# DATA SUPPLIED:

-- Opening Marker --

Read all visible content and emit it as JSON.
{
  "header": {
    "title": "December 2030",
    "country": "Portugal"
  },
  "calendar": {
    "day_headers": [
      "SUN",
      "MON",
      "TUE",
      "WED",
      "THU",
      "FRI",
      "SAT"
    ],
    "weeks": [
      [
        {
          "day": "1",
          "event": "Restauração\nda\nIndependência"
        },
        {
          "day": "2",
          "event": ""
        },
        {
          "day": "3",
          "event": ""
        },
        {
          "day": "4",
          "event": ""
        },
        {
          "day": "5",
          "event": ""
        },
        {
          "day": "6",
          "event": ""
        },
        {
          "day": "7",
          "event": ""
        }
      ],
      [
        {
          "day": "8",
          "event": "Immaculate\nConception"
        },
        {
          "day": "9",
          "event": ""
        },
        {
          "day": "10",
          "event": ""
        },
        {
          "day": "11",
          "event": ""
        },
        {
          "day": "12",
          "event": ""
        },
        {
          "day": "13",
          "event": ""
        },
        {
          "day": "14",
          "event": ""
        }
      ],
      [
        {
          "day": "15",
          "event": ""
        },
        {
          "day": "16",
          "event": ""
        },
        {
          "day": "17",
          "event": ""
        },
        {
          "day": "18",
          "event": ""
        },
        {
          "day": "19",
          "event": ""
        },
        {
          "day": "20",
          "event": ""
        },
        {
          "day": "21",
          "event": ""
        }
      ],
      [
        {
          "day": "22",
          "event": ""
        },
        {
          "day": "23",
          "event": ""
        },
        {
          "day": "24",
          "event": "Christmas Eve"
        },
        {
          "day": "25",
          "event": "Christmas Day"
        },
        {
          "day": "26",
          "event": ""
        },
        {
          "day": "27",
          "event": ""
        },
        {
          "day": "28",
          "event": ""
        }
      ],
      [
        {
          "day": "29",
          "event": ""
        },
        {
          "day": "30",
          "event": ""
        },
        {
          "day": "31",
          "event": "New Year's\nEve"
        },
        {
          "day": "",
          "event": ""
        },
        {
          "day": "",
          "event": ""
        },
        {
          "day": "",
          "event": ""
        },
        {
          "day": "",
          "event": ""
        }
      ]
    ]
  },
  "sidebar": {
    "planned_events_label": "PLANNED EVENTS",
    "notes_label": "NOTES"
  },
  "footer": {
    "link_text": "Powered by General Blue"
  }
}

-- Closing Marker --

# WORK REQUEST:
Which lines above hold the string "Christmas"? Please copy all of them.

# RESULT OF THE EXERCISE:
          "event": "Christmas Eve"
          "event": "Christmas Day"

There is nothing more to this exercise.